So, it’s best to give listeners choices in how they support audio.

Chapter 4

The Future of Audio

The jury is out on AI

The adults surveyed have mixed feelings about how AI will impact the audio industry. Some regard it as a useful tool to help with production. Others think AI technologies are still behind the curve.

  • 43% are unsure about how AI will impact the audio industry.
  • 32% think it’ll be positive.
  • 19% think it’ll be negative.
  • 6% think it’ll have no effect.

Either way, the common thread is many adults note AI can’t replace the human touch.

The Positive

“As a computer science student, I think that AI has the potential to drastically improve the audio space. It could help with improving audio quality with smart upscaling, editing audio or even automating the recording process altogether.”
“Positive Automation is obviously a game-changer. Frees one up to explore and expand more areas.”
“AI will enable many more people (especially amateurs) to create higher content quality, giving the listeners more options and more points of view.”

The Negative

“Radio/podcasting are all about the connection with the host. I'm doubtful that audio audiences will develop a real relationship with AI hosts”
“What it will do is create more noise as the cost of production drops.”
“AI cannot replace a compelling human.”

The Neutral

“It needs time to develop. Either it will support human creativity or it will take away from human creativity.”
“Search engines such as Google, can check for human created content. AI is good for research, to help find sources, but nothing beats raw human communication and AI cant do that (YET).”
“I think it’s going to depend on the brand, and how they use it. It could take jobs away but it could also help presenters. So it’s a really hard one to call at this current point in time.”

The acceleration of AI does give audio content an opportunity though…

Ways to cut through the noise

Amongst the acceleration of AI and an abundance of content, broadcasters need to double-down on their efforts. But there are clear strategies to implement.

Nothing beats quality content. 38% think broadcasters/podcasters should develop more novel and engaging content. Ultimately, it’s the quality of content that keeps an audience listening.

Don’t be a stranger. 21% think broadcasters/podcasters should develop networks of partners and or collaborators in their space. A well known strategy of podcast growth is cross-pollination: podcast hosts getting guest spots on other podcasts.

27% think broadcasters/podcasters should leverage newer technologies and practices. Newer platforms and technologies shouldn’t always be dismissed. Experimentation is good, and it’s the only way to find out what sticks.

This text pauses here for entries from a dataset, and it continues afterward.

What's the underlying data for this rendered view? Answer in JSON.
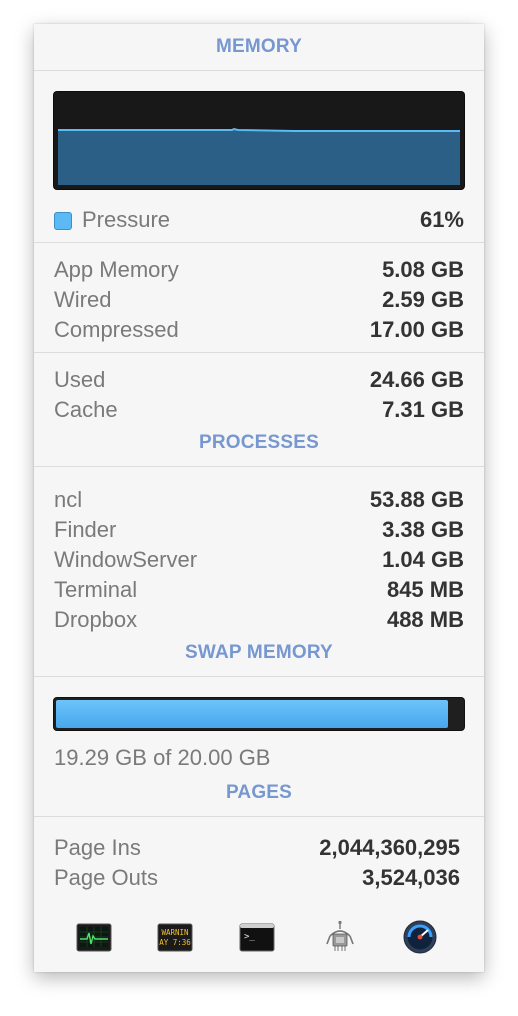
{
  "sections": {
    "memory": "MEMORY",
    "processes": "PROCESSES",
    "swap": "SWAP MEMORY",
    "pages": "PAGES"
  },
  "pressure": {
    "label": "Pressure",
    "value": "61%",
    "color": "#5bb9f4"
  },
  "memory_breakdown": [
    {
      "label": "App Memory",
      "value": "5.08 GB"
    },
    {
      "label": "Wired",
      "value": "2.59 GB"
    },
    {
      "label": "Compressed",
      "value": "17.00 GB"
    }
  ],
  "memory_totals": [
    {
      "label": "Used",
      "value": "24.66 GB"
    },
    {
      "label": "Cache",
      "value": "7.31 GB"
    }
  ],
  "processes": [
    {
      "label": "ncl",
      "value": "53.88 GB"
    },
    {
      "label": "Finder",
      "value": "3.38 GB"
    },
    {
      "label": "WindowServer",
      "value": "1.04 GB"
    },
    {
      "label": "Terminal",
      "value": "845 MB"
    },
    {
      "label": "Dropbox",
      "value": "488 MB"
    }
  ],
  "swap": {
    "text": "19.29 GB of 20.00 GB",
    "used_fraction": 0.9645
  },
  "pages": [
    {
      "label": "Page Ins",
      "value": "2,044,360,295"
    },
    {
      "label": "Page Outs",
      "value": "3,524,036"
    }
  ],
  "toolbar": {
    "icons": [
      "activity-monitor-icon",
      "console-icon",
      "terminal-icon",
      "system-information-icon",
      "disk-utility-icon"
    ],
    "console_text": [
      "WARNIN",
      "AY 7:36"
    ]
  },
  "colors": {
    "accent": "#7797d0",
    "graph_fill": "#2b5f86",
    "graph_line": "#5bb9f4"
  }
}
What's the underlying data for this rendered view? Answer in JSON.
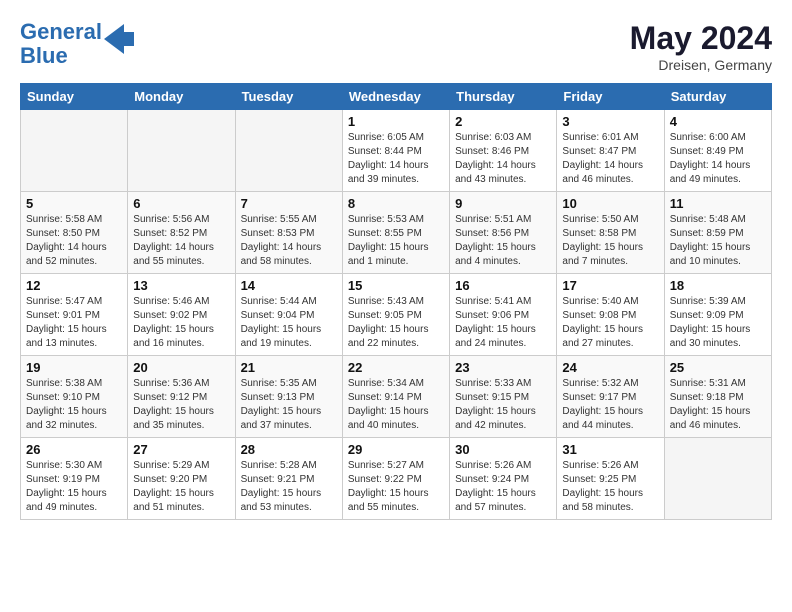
{
  "header": {
    "logo_line1": "General",
    "logo_line2": "Blue",
    "month": "May 2024",
    "location": "Dreisen, Germany"
  },
  "days_of_week": [
    "Sunday",
    "Monday",
    "Tuesday",
    "Wednesday",
    "Thursday",
    "Friday",
    "Saturday"
  ],
  "weeks": [
    [
      {
        "day": "",
        "info": ""
      },
      {
        "day": "",
        "info": ""
      },
      {
        "day": "",
        "info": ""
      },
      {
        "day": "1",
        "info": "Sunrise: 6:05 AM\nSunset: 8:44 PM\nDaylight: 14 hours\nand 39 minutes."
      },
      {
        "day": "2",
        "info": "Sunrise: 6:03 AM\nSunset: 8:46 PM\nDaylight: 14 hours\nand 43 minutes."
      },
      {
        "day": "3",
        "info": "Sunrise: 6:01 AM\nSunset: 8:47 PM\nDaylight: 14 hours\nand 46 minutes."
      },
      {
        "day": "4",
        "info": "Sunrise: 6:00 AM\nSunset: 8:49 PM\nDaylight: 14 hours\nand 49 minutes."
      }
    ],
    [
      {
        "day": "5",
        "info": "Sunrise: 5:58 AM\nSunset: 8:50 PM\nDaylight: 14 hours\nand 52 minutes."
      },
      {
        "day": "6",
        "info": "Sunrise: 5:56 AM\nSunset: 8:52 PM\nDaylight: 14 hours\nand 55 minutes."
      },
      {
        "day": "7",
        "info": "Sunrise: 5:55 AM\nSunset: 8:53 PM\nDaylight: 14 hours\nand 58 minutes."
      },
      {
        "day": "8",
        "info": "Sunrise: 5:53 AM\nSunset: 8:55 PM\nDaylight: 15 hours\nand 1 minute."
      },
      {
        "day": "9",
        "info": "Sunrise: 5:51 AM\nSunset: 8:56 PM\nDaylight: 15 hours\nand 4 minutes."
      },
      {
        "day": "10",
        "info": "Sunrise: 5:50 AM\nSunset: 8:58 PM\nDaylight: 15 hours\nand 7 minutes."
      },
      {
        "day": "11",
        "info": "Sunrise: 5:48 AM\nSunset: 8:59 PM\nDaylight: 15 hours\nand 10 minutes."
      }
    ],
    [
      {
        "day": "12",
        "info": "Sunrise: 5:47 AM\nSunset: 9:01 PM\nDaylight: 15 hours\nand 13 minutes."
      },
      {
        "day": "13",
        "info": "Sunrise: 5:46 AM\nSunset: 9:02 PM\nDaylight: 15 hours\nand 16 minutes."
      },
      {
        "day": "14",
        "info": "Sunrise: 5:44 AM\nSunset: 9:04 PM\nDaylight: 15 hours\nand 19 minutes."
      },
      {
        "day": "15",
        "info": "Sunrise: 5:43 AM\nSunset: 9:05 PM\nDaylight: 15 hours\nand 22 minutes."
      },
      {
        "day": "16",
        "info": "Sunrise: 5:41 AM\nSunset: 9:06 PM\nDaylight: 15 hours\nand 24 minutes."
      },
      {
        "day": "17",
        "info": "Sunrise: 5:40 AM\nSunset: 9:08 PM\nDaylight: 15 hours\nand 27 minutes."
      },
      {
        "day": "18",
        "info": "Sunrise: 5:39 AM\nSunset: 9:09 PM\nDaylight: 15 hours\nand 30 minutes."
      }
    ],
    [
      {
        "day": "19",
        "info": "Sunrise: 5:38 AM\nSunset: 9:10 PM\nDaylight: 15 hours\nand 32 minutes."
      },
      {
        "day": "20",
        "info": "Sunrise: 5:36 AM\nSunset: 9:12 PM\nDaylight: 15 hours\nand 35 minutes."
      },
      {
        "day": "21",
        "info": "Sunrise: 5:35 AM\nSunset: 9:13 PM\nDaylight: 15 hours\nand 37 minutes."
      },
      {
        "day": "22",
        "info": "Sunrise: 5:34 AM\nSunset: 9:14 PM\nDaylight: 15 hours\nand 40 minutes."
      },
      {
        "day": "23",
        "info": "Sunrise: 5:33 AM\nSunset: 9:15 PM\nDaylight: 15 hours\nand 42 minutes."
      },
      {
        "day": "24",
        "info": "Sunrise: 5:32 AM\nSunset: 9:17 PM\nDaylight: 15 hours\nand 44 minutes."
      },
      {
        "day": "25",
        "info": "Sunrise: 5:31 AM\nSunset: 9:18 PM\nDaylight: 15 hours\nand 46 minutes."
      }
    ],
    [
      {
        "day": "26",
        "info": "Sunrise: 5:30 AM\nSunset: 9:19 PM\nDaylight: 15 hours\nand 49 minutes."
      },
      {
        "day": "27",
        "info": "Sunrise: 5:29 AM\nSunset: 9:20 PM\nDaylight: 15 hours\nand 51 minutes."
      },
      {
        "day": "28",
        "info": "Sunrise: 5:28 AM\nSunset: 9:21 PM\nDaylight: 15 hours\nand 53 minutes."
      },
      {
        "day": "29",
        "info": "Sunrise: 5:27 AM\nSunset: 9:22 PM\nDaylight: 15 hours\nand 55 minutes."
      },
      {
        "day": "30",
        "info": "Sunrise: 5:26 AM\nSunset: 9:24 PM\nDaylight: 15 hours\nand 57 minutes."
      },
      {
        "day": "31",
        "info": "Sunrise: 5:26 AM\nSunset: 9:25 PM\nDaylight: 15 hours\nand 58 minutes."
      },
      {
        "day": "",
        "info": ""
      }
    ]
  ]
}
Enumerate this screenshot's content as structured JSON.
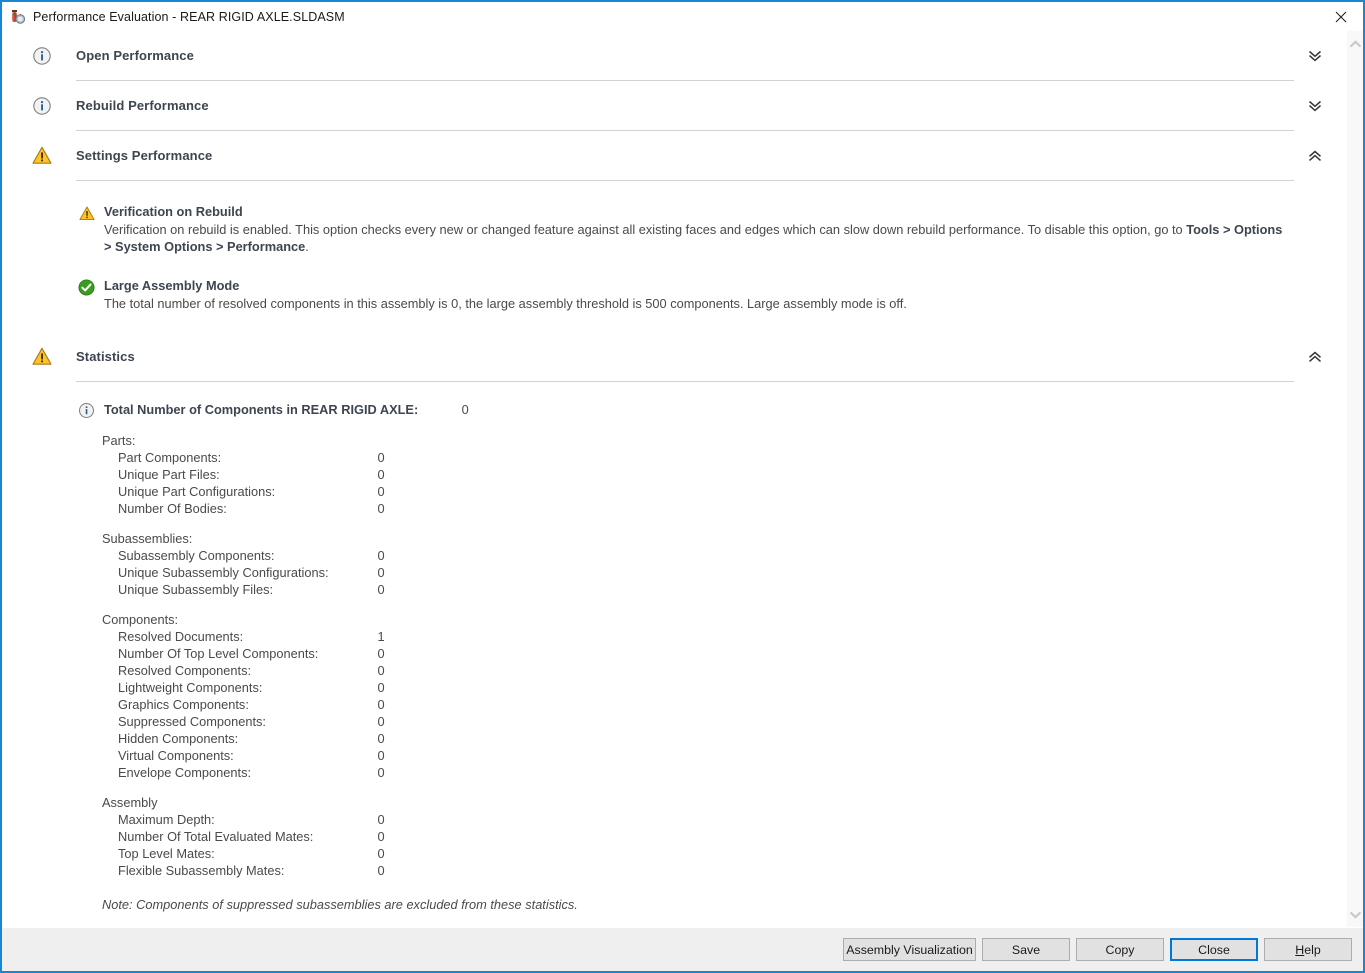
{
  "window": {
    "title": "Performance Evaluation - REAR RIGID AXLE.SLDASM",
    "icon": "stopwatch-icon",
    "close_icon": "close-icon",
    "accent_color": "#1787d4"
  },
  "scrollbar": {
    "up_icon": "chevron-up-icon",
    "down_icon": "chevron-down-icon"
  },
  "sections": [
    {
      "title": "Open Performance",
      "status_icon": "info-icon",
      "toggle_icon": "double-chevron-down-icon",
      "expanded": false
    },
    {
      "title": "Rebuild Performance",
      "status_icon": "info-icon",
      "toggle_icon": "double-chevron-down-icon",
      "expanded": false
    },
    {
      "title": "Settings Performance",
      "status_icon": "warning-icon",
      "toggle_icon": "double-chevron-up-icon",
      "expanded": true
    },
    {
      "title": "Statistics",
      "status_icon": "warning-icon",
      "toggle_icon": "double-chevron-up-icon",
      "expanded": true
    }
  ],
  "settings_performance": {
    "messages": [
      {
        "icon": "warning-icon",
        "title": "Verification on Rebuild",
        "body_part1": "Verification on rebuild is enabled. This option checks every new or changed feature against all existing faces and edges which can slow down rebuild performance. To disable this option, go to ",
        "body_bold1": "Tools > Options > System Options > Performance",
        "body_part2": "."
      },
      {
        "icon": "success-icon",
        "title": "Large Assembly Mode",
        "body_part1": "The total number of resolved components in this assembly is 0, the large assembly threshold is 500 components. Large assembly mode is off.",
        "body_bold1": "",
        "body_part2": ""
      }
    ]
  },
  "statistics": {
    "icon": "info-icon",
    "total_label": "Total Number of Components in REAR RIGID AXLE:",
    "total_value": "0",
    "groups": [
      {
        "label": "Parts:",
        "rows": [
          {
            "label": "Part Components:",
            "value": "0"
          },
          {
            "label": "Unique Part Files:",
            "value": "0"
          },
          {
            "label": "Unique Part Configurations:",
            "value": "0"
          },
          {
            "label": "Number Of Bodies:",
            "value": "0"
          }
        ]
      },
      {
        "label": "Subassemblies:",
        "rows": [
          {
            "label": "Subassembly Components:",
            "value": "0"
          },
          {
            "label": "Unique Subassembly Configurations:",
            "value": "0"
          },
          {
            "label": "Unique Subassembly Files:",
            "value": "0"
          }
        ]
      },
      {
        "label": "Components:",
        "rows": [
          {
            "label": "Resolved Documents:",
            "value": "1"
          },
          {
            "label": "Number Of Top Level Components:",
            "value": "0"
          },
          {
            "label": "Resolved Components:",
            "value": "0"
          },
          {
            "label": "Lightweight Components:",
            "value": "0"
          },
          {
            "label": "Graphics Components:",
            "value": "0"
          },
          {
            "label": "Suppressed Components:",
            "value": "0"
          },
          {
            "label": "Hidden Components:",
            "value": "0"
          },
          {
            "label": "Virtual Components:",
            "value": "0"
          },
          {
            "label": "Envelope Components:",
            "value": "0"
          }
        ]
      },
      {
        "label": "Assembly",
        "rows": [
          {
            "label": "Maximum Depth:",
            "value": "0"
          },
          {
            "label": "Number Of Total Evaluated Mates:",
            "value": "0"
          },
          {
            "label": "Top Level Mates:",
            "value": "0"
          },
          {
            "label": "Flexible Subassembly Mates:",
            "value": "0"
          }
        ]
      }
    ],
    "note": "Note: Components of suppressed subassemblies are excluded from these statistics."
  },
  "footer": {
    "buttons": [
      {
        "label": "Assembly Visualization",
        "focused": false,
        "accel": ""
      },
      {
        "label": "Save",
        "focused": false,
        "accel": ""
      },
      {
        "label": "Copy",
        "focused": false,
        "accel": ""
      },
      {
        "label": "Close",
        "focused": true,
        "accel": ""
      },
      {
        "label": "Help",
        "focused": false,
        "accel": "H"
      }
    ]
  }
}
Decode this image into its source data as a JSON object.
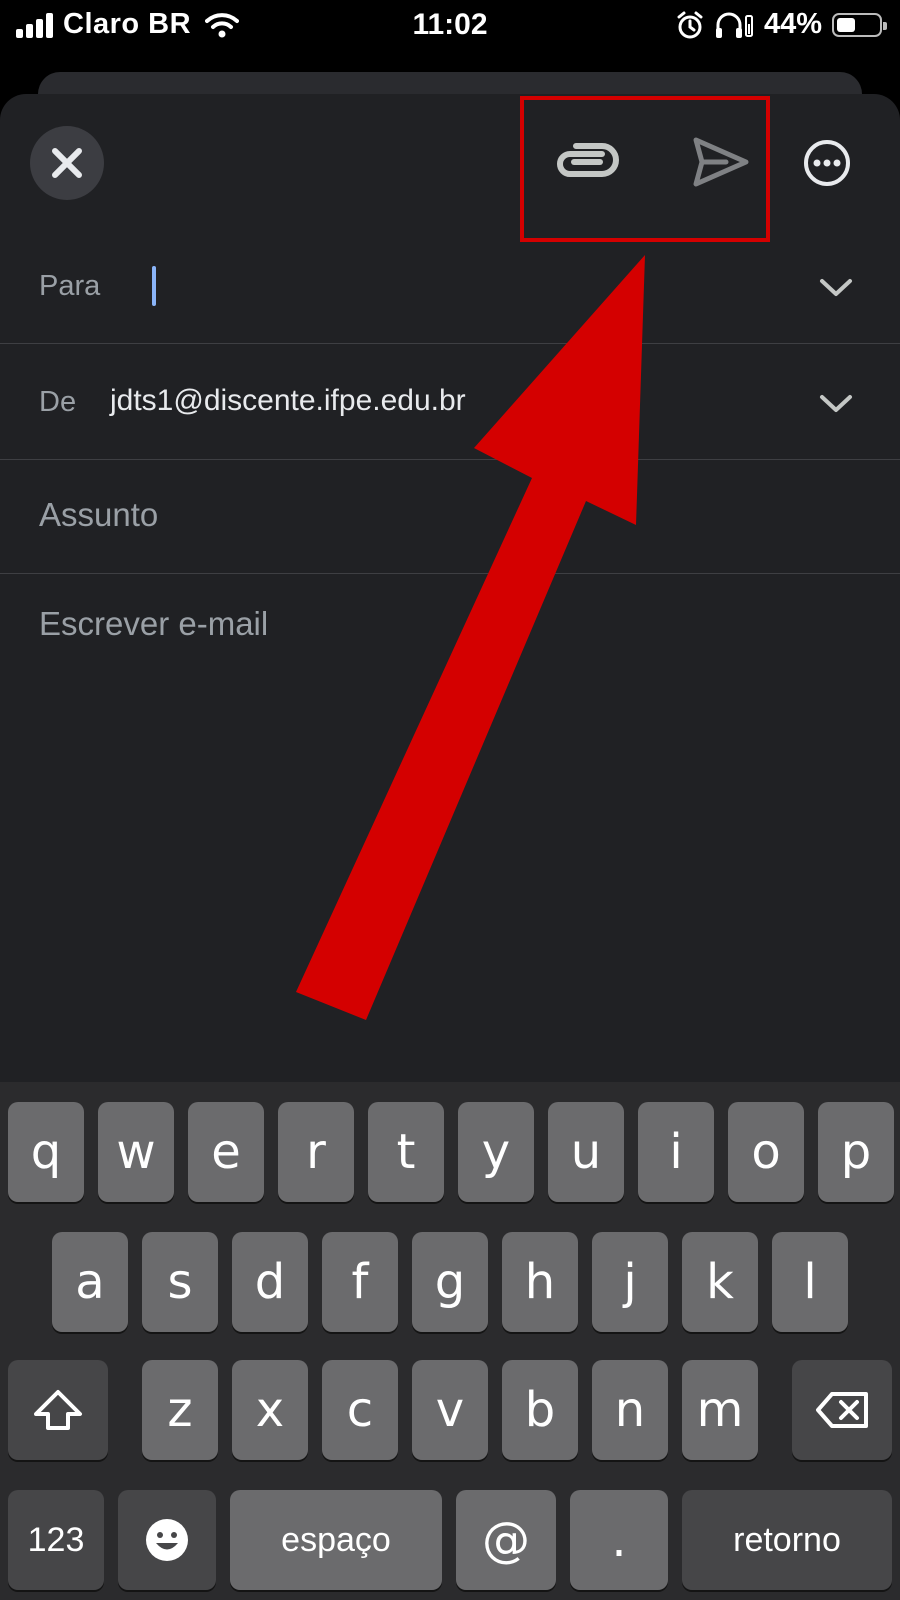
{
  "status_bar": {
    "carrier": "Claro BR",
    "time": "11:02",
    "battery_percent": "44%",
    "battery_level": 0.44,
    "signal_bars": 4
  },
  "toolbar": {
    "close_icon": "close-icon",
    "attach_icon": "paperclip-icon",
    "send_icon": "send-icon",
    "more_icon": "more-horizontal-icon",
    "highlight_color": "#d40000"
  },
  "compose": {
    "to_label": "Para",
    "to_value": "",
    "from_label": "De",
    "from_value": "jdts1@discente.ifpe.edu.br",
    "subject_placeholder": "Assunto",
    "body_placeholder": "Escrever e-mail"
  },
  "annotation": {
    "arrow_color": "#d40000"
  },
  "keyboard": {
    "row1": [
      "q",
      "w",
      "e",
      "r",
      "t",
      "y",
      "u",
      "i",
      "o",
      "p"
    ],
    "row2": [
      "a",
      "s",
      "d",
      "f",
      "g",
      "h",
      "j",
      "k",
      "l"
    ],
    "row3": [
      "z",
      "x",
      "c",
      "v",
      "b",
      "n",
      "m"
    ],
    "numbers_key": "123",
    "emoji_icon": "emoji-icon",
    "space_label": "espaço",
    "at_key": "@",
    "dot_key": ".",
    "return_label": "retorno",
    "shift_icon": "shift-icon",
    "backspace_icon": "backspace-icon"
  }
}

Radio hasn’t stopped innovating in over 100 years.

Plenty of people have predicted the demise of radio. None have been proven right. With each challenge, radio rises to the occasion. And it’s set to continue. 66% of adults surveyed think radio will continue to grow and gain traction in the next 5 years.

Here’s what they said…

“It will continue to be a medium to express our opinions but I feel like there will be more moderation and scrutiny on what audio is allowed to be published. AI will make content creation easily but less human-like. Technology will be created to make audiences more engaged in content. I feel the future is optimistic.”
“Opportunities to create, build and grow a career will become more available to more people as tech develops and linear/legacy brands don’t change. People and more content creators will include podcasting/radio in their media offering.The ability to generate revenue will only increase like people who use to leverage their brand/station as part of their wider media mix they offer.”
“A chance. A chance to bring communities together, to organize, to find purpose when most day-to-day labor projects are handled by robotics. Audio is the future of togetherness, and must be protected from censorship and algorithmic worship at all costs.”
“Radio will turn into more of a niche listening experience outside of the background audio it is in cars, shopping centers and workplaces. This in a way will help smaller content creators to make better sounding radio, unburdened by the weight of corporate mergers and the need to be generic to reach as wide an audience as possible.